Outside The Stone Pony, the legendary Jersey shore rock club where Clemons, Springsteen and other E Street band mates cut their musical teeth, Clemons loomed large as ever hours after his death Saturday from complications of a stroke.
"It's a sad day for music and for Asbury Park," said Caroline O'Toole, the club's general manager. "He was huge here at the Jersey shore. He was 'The Big Man,' but he was an even bigger man here. His presence was just enormous and unbelievable. No one who has ever played at our club in all the decades was ever like him."
The Stone Pony will open its doors at noon Sunday to let Clemons' fans gather and reminisce about his storied career.
Within hours of his death, fans were slowly stopping by the club, which was hosting an unrelated act catering to a younger crowd Saturday night. Flowers, a candle and a handwritten sign saying "RIP Big Man" sprouted outside the building.
Phil Kuntz stopped to place a small yellow flower on a decorative white fence at the club entrance. Nearby, someone taped a handwritten sign that read simply "RIP Big Man."
"I'll never hear 'Jungleland' played live again, and that's a bummer," said Kuntz, 51, who had seen Clemons perform with Springsteen in excess of 200 times.

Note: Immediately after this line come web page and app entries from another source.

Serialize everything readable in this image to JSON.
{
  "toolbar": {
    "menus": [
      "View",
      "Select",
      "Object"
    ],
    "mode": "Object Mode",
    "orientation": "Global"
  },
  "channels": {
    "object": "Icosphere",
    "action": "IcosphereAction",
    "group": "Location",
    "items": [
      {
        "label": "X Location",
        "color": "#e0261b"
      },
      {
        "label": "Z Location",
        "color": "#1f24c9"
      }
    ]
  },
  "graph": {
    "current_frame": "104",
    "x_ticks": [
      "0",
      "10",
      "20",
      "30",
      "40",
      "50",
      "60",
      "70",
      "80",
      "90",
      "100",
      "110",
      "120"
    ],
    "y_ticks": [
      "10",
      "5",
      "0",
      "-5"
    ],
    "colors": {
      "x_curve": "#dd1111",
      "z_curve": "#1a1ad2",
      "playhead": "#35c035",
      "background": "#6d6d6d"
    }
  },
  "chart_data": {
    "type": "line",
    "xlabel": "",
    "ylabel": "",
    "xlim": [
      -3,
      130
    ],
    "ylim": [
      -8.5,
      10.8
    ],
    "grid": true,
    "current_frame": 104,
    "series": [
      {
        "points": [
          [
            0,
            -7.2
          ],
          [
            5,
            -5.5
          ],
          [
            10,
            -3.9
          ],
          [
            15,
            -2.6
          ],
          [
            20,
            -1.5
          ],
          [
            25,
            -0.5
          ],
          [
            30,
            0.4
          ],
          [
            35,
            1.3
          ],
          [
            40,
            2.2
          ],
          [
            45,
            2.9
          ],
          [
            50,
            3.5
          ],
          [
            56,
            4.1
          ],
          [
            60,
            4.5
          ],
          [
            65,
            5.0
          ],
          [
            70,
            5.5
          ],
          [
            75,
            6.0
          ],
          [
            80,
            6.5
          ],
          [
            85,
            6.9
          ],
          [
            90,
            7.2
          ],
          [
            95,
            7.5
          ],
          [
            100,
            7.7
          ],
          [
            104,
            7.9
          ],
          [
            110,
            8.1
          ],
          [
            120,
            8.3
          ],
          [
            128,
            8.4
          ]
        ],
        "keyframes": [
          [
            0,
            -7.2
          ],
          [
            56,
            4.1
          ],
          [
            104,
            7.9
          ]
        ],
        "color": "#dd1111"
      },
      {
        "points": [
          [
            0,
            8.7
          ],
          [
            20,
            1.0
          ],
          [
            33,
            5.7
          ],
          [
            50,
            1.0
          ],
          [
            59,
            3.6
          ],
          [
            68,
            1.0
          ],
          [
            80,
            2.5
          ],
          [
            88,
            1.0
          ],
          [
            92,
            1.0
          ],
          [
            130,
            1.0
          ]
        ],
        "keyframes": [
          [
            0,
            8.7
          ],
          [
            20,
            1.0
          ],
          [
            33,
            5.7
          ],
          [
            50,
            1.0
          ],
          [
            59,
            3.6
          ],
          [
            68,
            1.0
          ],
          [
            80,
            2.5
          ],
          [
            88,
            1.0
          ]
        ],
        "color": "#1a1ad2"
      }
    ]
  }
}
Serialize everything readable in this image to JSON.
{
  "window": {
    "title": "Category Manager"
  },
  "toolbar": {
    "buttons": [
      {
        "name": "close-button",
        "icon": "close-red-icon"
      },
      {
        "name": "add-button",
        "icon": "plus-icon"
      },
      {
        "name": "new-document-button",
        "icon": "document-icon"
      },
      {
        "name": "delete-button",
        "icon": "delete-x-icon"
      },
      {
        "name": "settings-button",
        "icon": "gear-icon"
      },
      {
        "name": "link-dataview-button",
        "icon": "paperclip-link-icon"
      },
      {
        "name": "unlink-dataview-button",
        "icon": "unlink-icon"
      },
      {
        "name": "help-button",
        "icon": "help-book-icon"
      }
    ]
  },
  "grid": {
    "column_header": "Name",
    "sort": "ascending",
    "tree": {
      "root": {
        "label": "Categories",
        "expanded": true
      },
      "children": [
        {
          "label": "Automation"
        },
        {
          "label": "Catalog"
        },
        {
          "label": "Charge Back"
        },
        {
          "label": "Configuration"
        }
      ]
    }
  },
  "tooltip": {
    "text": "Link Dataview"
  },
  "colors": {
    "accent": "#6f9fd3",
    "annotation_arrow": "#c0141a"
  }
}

Brian Gay, 37, of Fair Haven, was watching a roller derby show at Convention Hall two blocks away when Clemons' death was announced, and he, too, went to the Stone Pony to pay respects.
"You knew it was coming but it still hits you like a ton of bricks," he said. "It just hurts. As a kid some of my earliest memories were of listening to his music. It feels right to be in Asbury Park tonight."
John D'Esposito, a talent buyer for the concert promoter Live Nation, also stopped by The Stone Pony to honor The Big Man.
"Asbury Park is crying right now," he said. "It's like the whole city is one big teardrop. Our Pied Piper is gone."
Kyle Brendle, the house promoter at the Stone Pony, said Springsteen and Clemons played routinely at the club in the 1970s -ut usually as unannounced acts.
"They never performed here as The E Street Band," he said. "It was usually that they'd jump up on stage, unannounced, and rock out, 'cause they were here so often."
The last time Clemons played the club was at a solo show in the summer of 2006, Brendle said. O'Toole laughed as she recalled having to find a masseuse for Clemons, who complained of an aching back that night.
"It was a Saturday night in the middle of the summer, and not exactly easy to come up with a masseuse on short notice," she said, "So I called this woman I knew, who wasn't a masseuse. I told her, 'If he asks if you're really a masseuse, just say yes.'"
O'Toole said Clemons, Springsteen and the E Street Band helped rebuild Asbury Park from a struggling, faded seaside resort in the early '70s to a rebounding, hip culture center. His raucous sax solos helped define the Jersey shore sound of the '70s and '80s, a genre that also included Southside Johnny and the Asbury Jukes, and occasionally, a young Jon Bon Jovi.
"He played a huge part in making this city what it is today," she said. "Losing part of our musical and personal history, well, it really, really hurts."